webshit weekly

An annotated digest of the top "Hacker" "News" posts for the third week of April, 2021.

Time flies in Google Earth’s biggest update in years
April 15, 2021 (comments)
Google announces a new way to look at ads. The announcement is accompanied by a video showing some old satellite imagery, narrated by someone who is evidently falling asleep with excitement. Hackernews is excited that Google is still writing software, and decides this is the opportune moment to argue about whether humanity should keep going. Given the sorts of people with whom Hackernews associate, it's easy to see whence the uncertainty. The next series of arguments starts with someone who is super psyched to use virtual reality googles to look at low-resolution photographs from the early 1990s, followed by a hundred Hackernews trying to convince one another that virtual reality is either the most important display technology of the century, or already destined for the clearance bins.

SpaceX wins contract to develop spacecraft to land astronauts on the moon
April 16, 2021 (comments)
NASA flies coach. If SpaceX schedules are anything like Tesla feature schedules, we will hear on Twitter that astronauts will be on the moon by the end of the year, and in 2045 we'll have to watch video of a fully self-auguring crew capsule disappearing in a cloud of dust. Hackernews has played Kerbal Space Program, and has several opinions strongly held but lightly understood.

Thanks for the Bonus, I Quit
April 17, 2021 (comments)
An Internet relates some surefire tips for taking popular employee rewards, rubbing some bureaucracy on them, and then converting them into offensive gag gifts which cause your employees to fuck immediately off. Hackernews has received several of these corporate gag gifts over the years, and lists all of them in nauseatingly detailed accounts. Other Hackernews speculate on whether employees should have specific roles within a company or if everyone should just do all the jobs, which is a more balanced approach. Another thread debates whether people should have any say in the salary they work for.

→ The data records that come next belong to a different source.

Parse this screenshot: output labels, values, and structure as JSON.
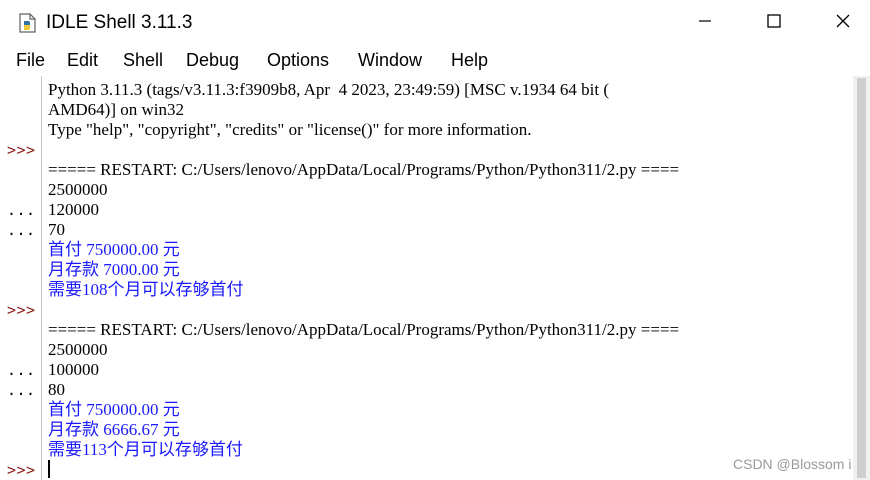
{
  "window": {
    "title": "IDLE Shell 3.11.3",
    "icons": {
      "app": "python-feather-icon",
      "minimize": "minimize-icon",
      "maximize": "maximize-icon",
      "close": "close-icon"
    }
  },
  "menu": [
    "File",
    "Edit",
    "Shell",
    "Debug",
    "Options",
    "Window",
    "Help"
  ],
  "gutter": [
    ">>>",
    "...",
    "...",
    ">>>",
    "...",
    "...",
    ">>>"
  ],
  "shell_lines": [
    "Python 3.11.3 (tags/v3.11.3:f3909b8, Apr  4 2023, 23:49:59) [MSC v.1934 64 bit (",
    "AMD64)] on win32",
    "Type \"help\", \"copyright\", \"credits\" or \"license()\" for more information.",
    "",
    "===== RESTART: C:/Users/lenovo/AppData/Local/Programs/Python/Python311/2.py ====",
    "2500000",
    "120000",
    "70",
    "首付 750000.00 元",
    "月存款 7000.00 元",
    "需要108个月可以存够首付",
    "",
    "===== RESTART: C:/Users/lenovo/AppData/Local/Programs/Python/Python311/2.py ====",
    "2500000",
    "100000",
    "80",
    "首付 750000.00 元",
    "月存款 6666.67 元",
    "需要113个月可以存够首付"
  ],
  "watermark": "CSDN @Blossom i",
  "colors": {
    "prompt": "#8b1c1c",
    "program_output": "#1a1aff",
    "input_text": "#000000"
  }
}
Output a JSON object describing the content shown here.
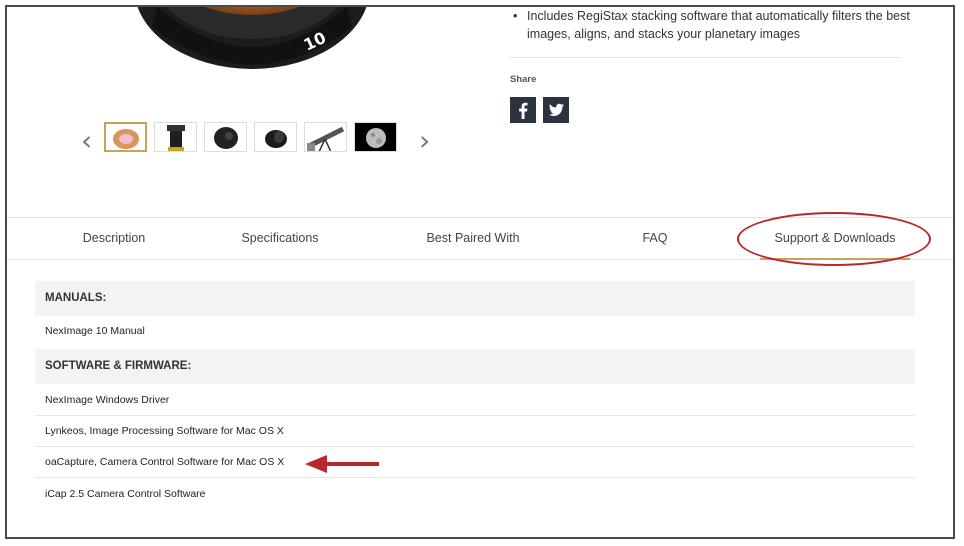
{
  "top": {
    "feature_bullet": "Includes RegiStax stacking software that automatically filters the best images, aligns, and stacks your planetary images",
    "share_label": "Share",
    "product_lens_marking": "10",
    "social": [
      {
        "icon": "facebook-icon",
        "glyph": "f"
      },
      {
        "icon": "twitter-icon",
        "glyph": "t"
      }
    ],
    "thumbnail_prev_glyph": "‹",
    "thumbnail_next_glyph": "›",
    "thumbnails_count": 6
  },
  "tabs": [
    {
      "label": "Description"
    },
    {
      "label": "Specifications"
    },
    {
      "label": "Best Paired With"
    },
    {
      "label": "FAQ"
    },
    {
      "label": "Support & Downloads"
    }
  ],
  "downloads": {
    "manuals_header": "MANUALS:",
    "manuals": [
      "NexImage 10 Manual"
    ],
    "software_header": "SOFTWARE & FIRMWARE:",
    "software": [
      "NexImage Windows Driver",
      "Lynkeos, Image Processing Software for Mac OS X",
      "oaCapture, Camera Control Software for Mac OS X",
      "iCap 2.5 Camera Control Software"
    ]
  },
  "colors": {
    "annotation": "#b7282e",
    "tab_underline": "#c9a25a",
    "section_header_bg": "#f2f3f5",
    "social_bg": "#2b3340"
  }
}
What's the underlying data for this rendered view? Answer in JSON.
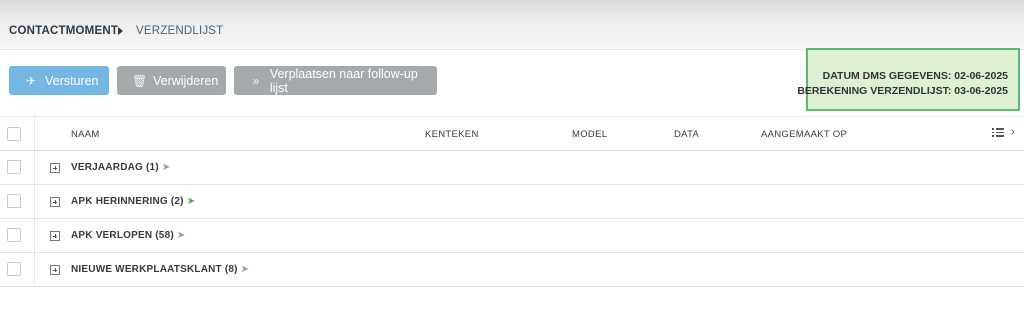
{
  "breadcrumb": {
    "level1": "CONTACTMOMENT",
    "level2": "VERZENDLIJST"
  },
  "toolbar": {
    "send_label": "Versturen",
    "delete_label": "Verwijderen",
    "move_label": "Verplaatsen naar follow-up lijst"
  },
  "info": {
    "line1": "DATUM DMS GEGEVENS: 02-06-2025",
    "line2": "BEREKENING VERZENDLIJST: 03-06-2025"
  },
  "table": {
    "columns": [
      "NAAM",
      "KENTEKEN",
      "MODEL",
      "DATA",
      "AANGEMAAKT OP"
    ],
    "groups": [
      {
        "label": "VERJAARDAG (1)",
        "status": "sent-grey"
      },
      {
        "label": "APK HERINNERING (2)",
        "status": "sent-green"
      },
      {
        "label": "APK VERLOPEN (58)",
        "status": "sent-grey"
      },
      {
        "label": "NIEUWE WERKPLAATSKLANT (8)",
        "status": "sent-grey"
      }
    ]
  },
  "colors": {
    "accent_blue": "#74b7e3",
    "disabled_grey": "#a4a9ae",
    "info_bg": "#ddf0d2",
    "info_border": "#5ab879",
    "sent_green": "#3fae5a"
  }
}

Livebook: A collaborative and interactive code notebook for Elixir
April 18, 2021 (comments)
Some webshits clone Jupyter again. Certain Hackernews are super excited about this round, because it contains certain features that put this product almost, but not quite, on par with Microsoft Access circa 1998. I say certain Hackernews, because fewer than a hundred give enough of a shit to post a comment about it.

The Endless Acid Banger: algorithmic self-composing acid techno music
April 19, 2021 (comments)
A webshit creates a tool to generate mixtapes for use exclusively in Saturn S-series cars. Hackernews is full of ideas for adding Tensorflow.

Apple Introduces AirTag
April 20, 2021 (comments)
Apple sells personal surveillance decals. Hackernews tries to figure out some good reasons to insist this version of the product is innately superior to all of the thousands of nearly-identical products that have been available for many years. Part of this effort consists of a sustained attempt to reverse engineer the device based entirely on the press release. Later Hackernews speculate on the impact this will have on the stolen bicycle market (spoiler alert: none). The rest of Hackernews wants to tell us stories about losing shit.

“They introduce kernel bugs on purpose”
April 21, 2021 (comments)
Some computer scientists are so bad at computer science that they accidentally write a psychology paper. Embarrassingly, everyone involved with this idiocy completely fails to prevent it from happening: a university faculty member decides it's a good idea, the institutional review board decides the idea doesn't need review, the credulous reviewers for the conference approve of the work, and the conference itself appoints the faculty member who started all this shit to the program committee for next year. Hackernews posts seventeen hundred comments, most of them whining about how university research is inherently seasoned to taste with corporate self-interest, completely unlike the corporations Hackernews works for. The Linux Janitor-in-Chief arrives to declare the matter is in hand, so long as you adhere strictly to the absolute latest "stable" kernel version, updated twice a day and four times on Sunday. One Hackernews needs help navigating an email thread because there aren't enough pictures. Later, the university administrators get mad at the bad computer science researchers.